**Interface dataset entries:**
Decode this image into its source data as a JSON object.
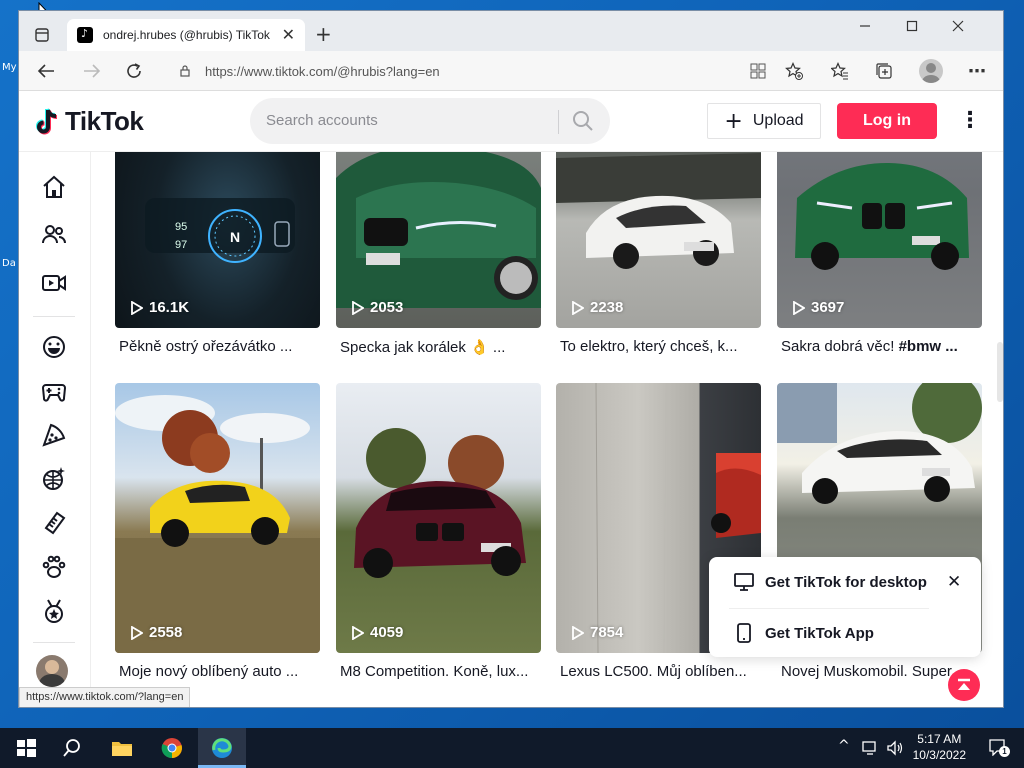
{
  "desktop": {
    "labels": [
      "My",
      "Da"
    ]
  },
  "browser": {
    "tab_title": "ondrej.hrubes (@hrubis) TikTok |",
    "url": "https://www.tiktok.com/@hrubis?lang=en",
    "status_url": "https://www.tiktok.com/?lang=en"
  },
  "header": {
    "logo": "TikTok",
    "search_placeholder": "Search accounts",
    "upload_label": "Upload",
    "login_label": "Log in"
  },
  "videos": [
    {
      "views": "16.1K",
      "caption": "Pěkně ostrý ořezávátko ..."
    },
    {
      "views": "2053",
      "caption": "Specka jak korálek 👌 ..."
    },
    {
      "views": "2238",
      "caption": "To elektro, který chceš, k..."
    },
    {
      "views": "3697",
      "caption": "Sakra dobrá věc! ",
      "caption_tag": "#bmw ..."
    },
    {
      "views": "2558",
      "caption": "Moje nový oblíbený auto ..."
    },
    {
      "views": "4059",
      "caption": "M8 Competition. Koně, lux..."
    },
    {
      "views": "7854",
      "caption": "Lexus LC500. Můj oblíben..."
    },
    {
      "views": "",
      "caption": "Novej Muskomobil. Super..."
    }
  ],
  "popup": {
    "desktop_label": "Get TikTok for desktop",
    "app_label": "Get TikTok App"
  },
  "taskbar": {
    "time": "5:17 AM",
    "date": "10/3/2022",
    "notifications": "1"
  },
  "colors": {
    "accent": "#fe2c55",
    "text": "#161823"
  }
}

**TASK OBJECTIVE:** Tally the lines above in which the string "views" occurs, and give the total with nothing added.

**REPLY:** 8